§ **Exercise**: Could you find every line in the entries below that holds the word "price" and copy it?

§ **Excerpted records**:

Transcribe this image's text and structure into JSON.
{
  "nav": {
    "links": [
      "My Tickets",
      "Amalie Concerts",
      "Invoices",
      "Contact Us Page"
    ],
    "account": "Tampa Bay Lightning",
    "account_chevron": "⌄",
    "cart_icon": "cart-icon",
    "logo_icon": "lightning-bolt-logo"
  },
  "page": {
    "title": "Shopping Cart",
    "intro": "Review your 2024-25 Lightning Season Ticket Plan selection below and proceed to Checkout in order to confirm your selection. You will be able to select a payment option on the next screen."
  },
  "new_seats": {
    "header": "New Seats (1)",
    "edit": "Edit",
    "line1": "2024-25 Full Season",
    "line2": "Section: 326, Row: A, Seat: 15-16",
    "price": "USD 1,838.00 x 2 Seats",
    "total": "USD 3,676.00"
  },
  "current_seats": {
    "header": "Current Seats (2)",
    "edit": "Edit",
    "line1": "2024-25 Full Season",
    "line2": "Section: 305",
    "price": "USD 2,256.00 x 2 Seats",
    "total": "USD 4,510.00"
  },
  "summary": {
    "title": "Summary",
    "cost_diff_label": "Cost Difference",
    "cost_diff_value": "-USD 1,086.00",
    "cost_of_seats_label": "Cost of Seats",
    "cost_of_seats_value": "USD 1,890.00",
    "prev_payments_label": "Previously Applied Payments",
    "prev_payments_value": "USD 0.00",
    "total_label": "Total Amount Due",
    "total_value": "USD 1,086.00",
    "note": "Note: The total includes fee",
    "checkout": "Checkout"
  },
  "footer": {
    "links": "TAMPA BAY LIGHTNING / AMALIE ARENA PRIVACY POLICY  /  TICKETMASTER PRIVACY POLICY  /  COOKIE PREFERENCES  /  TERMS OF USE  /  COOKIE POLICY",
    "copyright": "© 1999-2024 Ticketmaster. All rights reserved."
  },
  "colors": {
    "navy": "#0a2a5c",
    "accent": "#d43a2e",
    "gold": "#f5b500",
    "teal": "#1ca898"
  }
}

§ **Solution to this problem**:
    "price": "USD 1,838.00 x 2 Seats",
    "price": "USD 2,256.00 x 2 Seats",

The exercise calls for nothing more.